Clothes by REVAMPED BY US
Do you have other creative people in your family?
Yes, I do. My sister is a gospel artiste. Another family member is an actress and plays Shalewa in the popular TV series Skinny Girl In Transit.
As a screenwriter, have your scripts made it to TV stations?
Yes, they have. Our Lives, a soap opera I wrote for GBN Productions has been aired on Africa Magic. I am presently producing a 52-episode series titled A Good Start. It deals with societal and medical issues like Prevention of Mother-to-Child Transmission of HIV. I plan to get my productions aired on good platforms. A well-articulated story is the first ingredient for a good film or TV series and a Masters degree in administration, as well as knowledge in cinematography helps in my choices.

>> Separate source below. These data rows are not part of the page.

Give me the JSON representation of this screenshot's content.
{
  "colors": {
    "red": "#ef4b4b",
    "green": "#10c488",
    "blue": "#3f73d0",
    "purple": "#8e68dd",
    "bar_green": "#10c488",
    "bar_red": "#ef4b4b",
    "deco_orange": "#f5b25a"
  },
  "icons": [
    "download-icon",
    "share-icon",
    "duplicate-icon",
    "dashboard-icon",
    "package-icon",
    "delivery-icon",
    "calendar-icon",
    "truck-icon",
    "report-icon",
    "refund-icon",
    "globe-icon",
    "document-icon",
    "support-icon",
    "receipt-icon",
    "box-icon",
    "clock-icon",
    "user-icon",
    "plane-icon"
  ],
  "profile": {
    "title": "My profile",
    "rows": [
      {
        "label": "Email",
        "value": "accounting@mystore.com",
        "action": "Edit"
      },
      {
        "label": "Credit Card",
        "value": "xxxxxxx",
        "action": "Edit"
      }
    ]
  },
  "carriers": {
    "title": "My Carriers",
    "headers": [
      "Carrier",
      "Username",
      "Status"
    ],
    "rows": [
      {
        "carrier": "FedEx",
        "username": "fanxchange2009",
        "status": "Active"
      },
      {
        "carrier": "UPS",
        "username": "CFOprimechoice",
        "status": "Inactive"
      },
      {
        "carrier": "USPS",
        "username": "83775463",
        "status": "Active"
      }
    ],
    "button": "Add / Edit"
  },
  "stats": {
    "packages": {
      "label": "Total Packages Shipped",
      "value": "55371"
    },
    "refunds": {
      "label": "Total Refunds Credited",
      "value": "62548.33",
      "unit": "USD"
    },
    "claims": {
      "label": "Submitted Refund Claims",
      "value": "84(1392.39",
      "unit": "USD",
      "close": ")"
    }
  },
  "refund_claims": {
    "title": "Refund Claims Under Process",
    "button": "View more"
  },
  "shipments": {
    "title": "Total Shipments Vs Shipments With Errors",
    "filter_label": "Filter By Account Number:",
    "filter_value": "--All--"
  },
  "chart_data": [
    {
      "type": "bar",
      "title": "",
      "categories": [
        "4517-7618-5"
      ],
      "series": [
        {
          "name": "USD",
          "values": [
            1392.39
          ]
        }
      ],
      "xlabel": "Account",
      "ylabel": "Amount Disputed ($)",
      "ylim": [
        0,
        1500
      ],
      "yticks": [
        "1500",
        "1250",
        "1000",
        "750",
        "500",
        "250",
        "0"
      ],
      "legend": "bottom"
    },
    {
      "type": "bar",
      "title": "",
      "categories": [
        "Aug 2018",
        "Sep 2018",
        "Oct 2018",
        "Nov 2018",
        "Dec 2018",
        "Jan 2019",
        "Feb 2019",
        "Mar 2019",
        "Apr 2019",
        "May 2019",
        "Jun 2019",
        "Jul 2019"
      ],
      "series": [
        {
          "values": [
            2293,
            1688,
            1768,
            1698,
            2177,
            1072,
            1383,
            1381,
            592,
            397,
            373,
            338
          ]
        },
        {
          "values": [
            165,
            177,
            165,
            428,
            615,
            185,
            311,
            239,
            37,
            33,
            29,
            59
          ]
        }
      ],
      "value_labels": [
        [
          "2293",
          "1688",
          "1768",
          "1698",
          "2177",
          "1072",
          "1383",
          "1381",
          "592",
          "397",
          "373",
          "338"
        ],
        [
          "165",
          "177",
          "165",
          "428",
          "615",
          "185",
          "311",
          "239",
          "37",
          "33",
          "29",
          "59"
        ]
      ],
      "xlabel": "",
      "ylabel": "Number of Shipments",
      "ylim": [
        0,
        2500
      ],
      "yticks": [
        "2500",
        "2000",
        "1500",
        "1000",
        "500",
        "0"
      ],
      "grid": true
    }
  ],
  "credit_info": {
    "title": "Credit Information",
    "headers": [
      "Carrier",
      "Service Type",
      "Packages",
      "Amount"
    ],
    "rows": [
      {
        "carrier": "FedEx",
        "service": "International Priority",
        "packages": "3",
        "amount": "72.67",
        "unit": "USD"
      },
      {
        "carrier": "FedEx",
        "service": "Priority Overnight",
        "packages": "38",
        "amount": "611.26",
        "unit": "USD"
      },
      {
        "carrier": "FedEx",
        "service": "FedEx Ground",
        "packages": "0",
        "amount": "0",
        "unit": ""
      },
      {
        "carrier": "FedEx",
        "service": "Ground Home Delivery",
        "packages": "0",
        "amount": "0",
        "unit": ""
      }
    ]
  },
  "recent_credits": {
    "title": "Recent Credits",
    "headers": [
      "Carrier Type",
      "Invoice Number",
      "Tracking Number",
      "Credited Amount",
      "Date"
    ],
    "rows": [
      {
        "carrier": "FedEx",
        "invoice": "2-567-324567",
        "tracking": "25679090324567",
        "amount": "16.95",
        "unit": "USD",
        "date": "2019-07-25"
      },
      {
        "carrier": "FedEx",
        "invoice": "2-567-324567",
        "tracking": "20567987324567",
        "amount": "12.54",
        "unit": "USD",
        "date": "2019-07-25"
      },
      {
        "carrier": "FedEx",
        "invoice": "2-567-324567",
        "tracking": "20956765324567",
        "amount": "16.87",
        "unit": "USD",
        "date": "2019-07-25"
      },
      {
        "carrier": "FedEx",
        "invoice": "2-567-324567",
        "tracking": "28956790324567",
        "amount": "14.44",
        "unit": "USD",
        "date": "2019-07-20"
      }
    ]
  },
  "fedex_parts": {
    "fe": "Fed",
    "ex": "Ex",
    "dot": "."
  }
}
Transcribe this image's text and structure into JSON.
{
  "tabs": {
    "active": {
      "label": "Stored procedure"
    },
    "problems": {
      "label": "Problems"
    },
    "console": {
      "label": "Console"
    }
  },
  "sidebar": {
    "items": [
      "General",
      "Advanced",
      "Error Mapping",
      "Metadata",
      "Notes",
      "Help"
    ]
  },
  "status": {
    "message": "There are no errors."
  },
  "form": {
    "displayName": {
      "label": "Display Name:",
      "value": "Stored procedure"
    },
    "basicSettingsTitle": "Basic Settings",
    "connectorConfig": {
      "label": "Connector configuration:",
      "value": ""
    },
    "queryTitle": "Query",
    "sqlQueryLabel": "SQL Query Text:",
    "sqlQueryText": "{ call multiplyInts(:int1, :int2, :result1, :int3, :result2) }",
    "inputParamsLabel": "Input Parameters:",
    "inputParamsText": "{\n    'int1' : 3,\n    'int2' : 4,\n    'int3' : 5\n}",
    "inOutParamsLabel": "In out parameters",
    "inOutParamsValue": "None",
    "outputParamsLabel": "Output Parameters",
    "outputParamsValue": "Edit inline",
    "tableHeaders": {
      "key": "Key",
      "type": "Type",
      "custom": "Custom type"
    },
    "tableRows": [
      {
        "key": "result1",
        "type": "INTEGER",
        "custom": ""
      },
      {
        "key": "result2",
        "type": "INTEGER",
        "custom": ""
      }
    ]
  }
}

Can you tell us some other movies and TV series you have acted in?
Films and TV series like Europe in My Heart,The Heir and HAMZA starring Omotola Jalade -Ekeinde and Olu Jacobs.
With Ireti Doyle and Azeezah on the set of the first AMBO movie Sitanda
What do you think about the present Nollywood?
I celebrate Nollywood because the industry is evolving positively. It is great that Nigerian filmmakers are fine-tuning their craft in the different aspects of movie production. We need more funding and distribution platforms.
Pat Egwurube with her AMVCA 2017 award trophy and sister
Image credit: Multichoice Nigeria
July 15, 2019